    Wei C, Yang X, Liu N, Geng J, Tai Y, Sun Z, Mei G, Zhou P, Peng Y, Wang C, Zhang X, Zhang P, Geng Y, Wang Y, Zhang X, Liu X, Zhang Y, Wu F, He X, Zhong H.

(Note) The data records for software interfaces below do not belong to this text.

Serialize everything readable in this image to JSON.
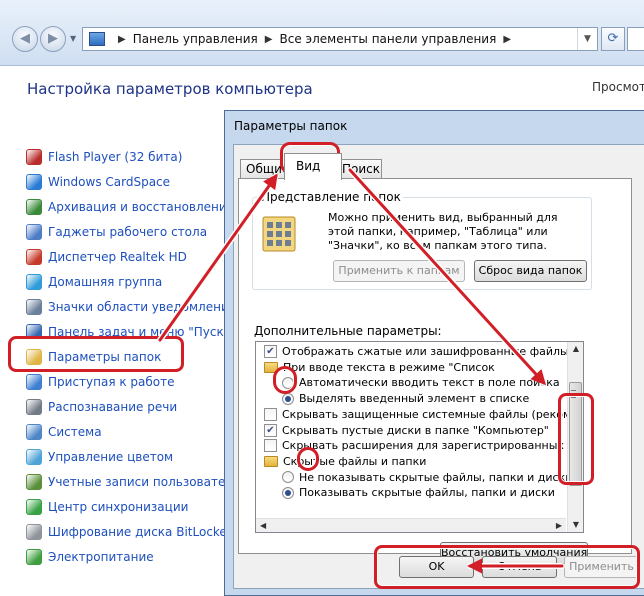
{
  "explorer": {
    "back_label": "◀",
    "forward_label": "▶",
    "breadcrumbs": [
      "Панель управления",
      "Все элементы панели управления"
    ],
    "heading": "Настройка параметров компьютера",
    "view_by_label": "Просмот"
  },
  "control_panel_items": [
    {
      "label": "Flash Player (32 бита)",
      "icon": "flash-icon",
      "color": "#b82c2c"
    },
    {
      "label": "Windows CardSpace",
      "icon": "cardspace-icon",
      "color": "#2a7bd5"
    },
    {
      "label": "Архивация и восстановление",
      "icon": "backup-icon",
      "color": "#3a8a3a"
    },
    {
      "label": "Гаджеты рабочего стола",
      "icon": "gadgets-icon",
      "color": "#4f7cc7"
    },
    {
      "label": "Диспетчер Realtek HD",
      "icon": "realtek-icon",
      "color": "#c53b2b"
    },
    {
      "label": "Домашняя группа",
      "icon": "homegroup-icon",
      "color": "#2f9bd8"
    },
    {
      "label": "Значки области уведомлений",
      "icon": "notification-icons-icon",
      "color": "#6a7f99"
    },
    {
      "label": "Панель задач и меню \"Пуск\"",
      "icon": "taskbar-icon",
      "color": "#3566b0"
    },
    {
      "label": "Параметры папок",
      "icon": "folder-options-icon",
      "color": "#e0b546"
    },
    {
      "label": "Приступая к работе",
      "icon": "getting-started-icon",
      "color": "#3f7fd1"
    },
    {
      "label": "Распознавание речи",
      "icon": "speech-icon",
      "color": "#737b86"
    },
    {
      "label": "Система",
      "icon": "system-icon",
      "color": "#4f86c7"
    },
    {
      "label": "Управление цветом",
      "icon": "color-icon",
      "color": "#4ea4d6"
    },
    {
      "label": "Учетные записи пользователей",
      "icon": "users-icon",
      "color": "#5b8f3a"
    },
    {
      "label": "Центр синхронизации",
      "icon": "sync-icon",
      "color": "#37a144"
    },
    {
      "label": "Шифрование диска BitLocker",
      "icon": "bitlocker-icon",
      "color": "#8f949b"
    },
    {
      "label": "Электропитание",
      "icon": "power-icon",
      "color": "#3f9e3f"
    }
  ],
  "dialog": {
    "title": "Параметры папок",
    "tabs": [
      "Общие",
      "Вид",
      "Поиск"
    ],
    "folder_views": {
      "legend": "Представление папок",
      "description": "Можно применить вид, выбранный для этой папки, например, \"Таблица\" или \"Значки\", ко всем папкам этого типа.",
      "apply_button": "Применить к папкам",
      "reset_button": "Сброс вида папок"
    },
    "advanced_label": "Дополнительные параметры:",
    "advanced_items": [
      {
        "kind": "checkbox",
        "checked": true,
        "label": "Отображать сжатые или зашифрованные файлы NTFS"
      },
      {
        "kind": "folder",
        "label": "При вводе текста в режиме \"Список"
      },
      {
        "kind": "radio",
        "checked": false,
        "label": "Автоматически вводить текст в поле поиска"
      },
      {
        "kind": "radio",
        "checked": true,
        "label": "Выделять введенный элемент в списке"
      },
      {
        "kind": "checkbox",
        "checked": false,
        "label": "Скрывать защищенные системные файлы (рекомендуется)"
      },
      {
        "kind": "checkbox",
        "checked": true,
        "label": "Скрывать пустые диски в папке \"Компьютер\""
      },
      {
        "kind": "checkbox",
        "checked": false,
        "label": "Скрывать расширения для зарегистрированных типов файлов"
      },
      {
        "kind": "folder",
        "label": "Скрытые файлы и папки"
      },
      {
        "kind": "radio",
        "checked": false,
        "label": "Не показывать скрытые файлы, папки и диски"
      },
      {
        "kind": "radio",
        "checked": true,
        "label": "Показывать скрытые файлы, папки и диски"
      }
    ],
    "restore_button": "Восстановить умолчания",
    "ok_button": "OK",
    "cancel_button": "Отмена",
    "apply_button": "Применить"
  },
  "annotation_color": "#d21f27"
}
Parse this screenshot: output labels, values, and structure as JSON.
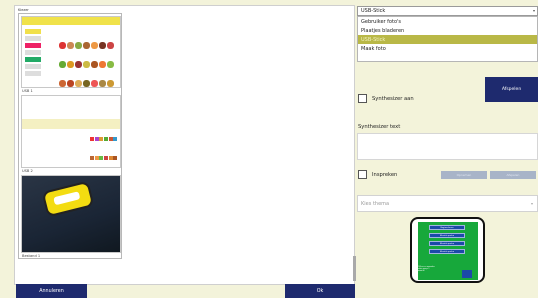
{
  "left_panel": {
    "title": "Kiezer",
    "thumbnails": [
      {
        "caption": "USB 1"
      },
      {
        "caption": "USB 2"
      },
      {
        "caption": "Bestand 1"
      }
    ]
  },
  "source_dropdown": {
    "selected": "USB-Stick",
    "options": [
      "Gebruiker foto's",
      "Plaatjes bladeren",
      "USB-Stick",
      "Maak foto"
    ],
    "selected_index": 2
  },
  "play_button": {
    "label": "Afspelen"
  },
  "synth_checkbox": {
    "label": "Synthesizer aan",
    "checked": false
  },
  "synth_text": {
    "label": "Synthesizer text",
    "value": ""
  },
  "record": {
    "checkbox_label": "Inspreken",
    "checked": false,
    "record_btn": "Opnemen",
    "play_btn": "Afspelen"
  },
  "theme_select": {
    "placeholder": "Kies thema"
  },
  "preview": {
    "buttons": [
      "Beginscherm",
      "Muziek spelen",
      "Muziek spelen",
      "Muziek spelen"
    ],
    "footer_lines": [
      "Cijfers en woorden",
      "voor groep 1",
      "www.nl"
    ]
  },
  "bottom": {
    "cancel_label": "Annuleren",
    "ok_label": "Ok"
  },
  "colors": {
    "background": "#f3f3da",
    "accent": "#1e2a6e",
    "selected_item": "#b9b847",
    "preview_green": "#17a83b"
  }
}
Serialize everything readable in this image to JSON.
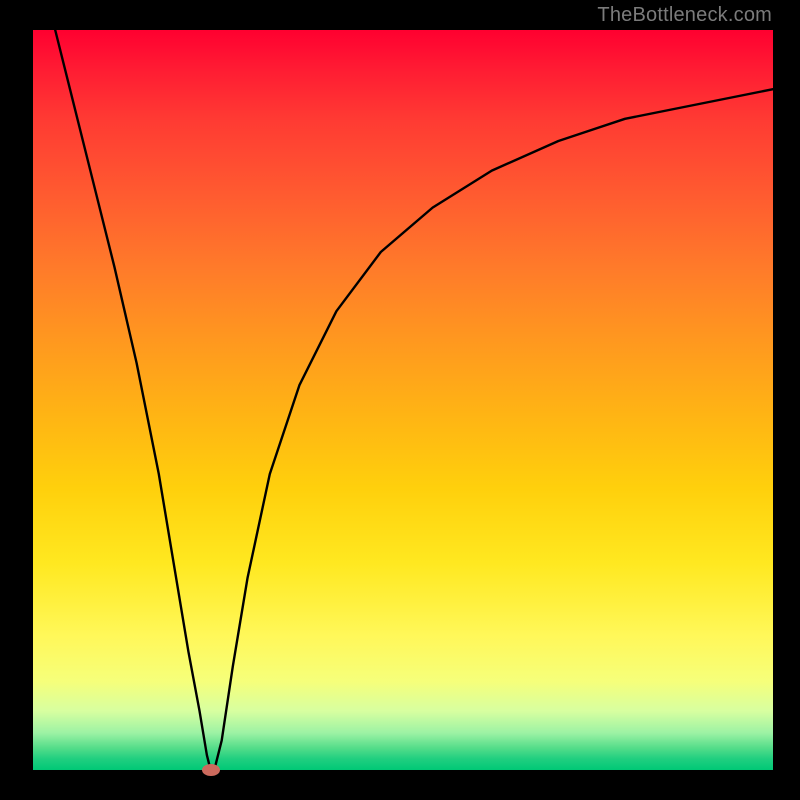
{
  "attribution": "TheBottleneck.com",
  "colors": {
    "frame": "#000000",
    "gradient_top": "#ff0030",
    "gradient_bottom": "#00c876",
    "curve": "#000000",
    "marker": "#cc6a5d",
    "attribution_text": "#7b7b7b"
  },
  "chart_data": {
    "type": "line",
    "title": "",
    "xlabel": "",
    "ylabel": "",
    "xlim": [
      0,
      100
    ],
    "ylim": [
      0,
      100
    ],
    "curve": [
      {
        "x": 3,
        "y": 100
      },
      {
        "x": 5,
        "y": 92
      },
      {
        "x": 8,
        "y": 80
      },
      {
        "x": 11,
        "y": 68
      },
      {
        "x": 14,
        "y": 55
      },
      {
        "x": 17,
        "y": 40
      },
      {
        "x": 19,
        "y": 28
      },
      {
        "x": 21,
        "y": 16
      },
      {
        "x": 22.5,
        "y": 8
      },
      {
        "x": 23.5,
        "y": 2
      },
      {
        "x": 24,
        "y": 0
      },
      {
        "x": 24.5,
        "y": 0
      },
      {
        "x": 25.5,
        "y": 4
      },
      {
        "x": 27,
        "y": 14
      },
      {
        "x": 29,
        "y": 26
      },
      {
        "x": 32,
        "y": 40
      },
      {
        "x": 36,
        "y": 52
      },
      {
        "x": 41,
        "y": 62
      },
      {
        "x": 47,
        "y": 70
      },
      {
        "x": 54,
        "y": 76
      },
      {
        "x": 62,
        "y": 81
      },
      {
        "x": 71,
        "y": 85
      },
      {
        "x": 80,
        "y": 88
      },
      {
        "x": 90,
        "y": 90
      },
      {
        "x": 100,
        "y": 92
      }
    ],
    "marker": {
      "x": 24,
      "y": 0
    },
    "grid": false,
    "legend": false
  }
}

      The unfolded protein response (UPR) signal in tumor cells activates UPR signaling in neighboring macrophages, which leads to tumor-promoting inflammation by upregulating UPR target genes and proinflammatory cytokines. However, the molecular basis of this endoplasmic reticulum (ER) stress transmission remains largely unclear. Here, we identified the secreted form of GP73, a Golgi-associated protein functional critical for hepatocellular carcinoma (HCC) growth and metastasis, is indispensable for ER stress transmission. Notably, ER stressors increased the cellular secretion of GP73. Via GRP78, the secreted GP73 stimulated ER stress activation in neighboring macrophages, which then released cytokines and chemokines involved in the tumor-associated macrophages (TAMs) phenotype. Analysis of HCC patients revealed a positive correlation of GP73 with GRP78 expression and TAMs density. High GP73 and CD206 expression was associated with poor prognosis. Blockade of GP73 decreased the density of TAMs, inhibited tumor growth and prolonged survival in two mouse HCC models. Our findings provide insight into the molecular mechanisms of extracellular GP73 in the amplification and transmission of ER stress signals. This article is protected by copyright. All rights reserved.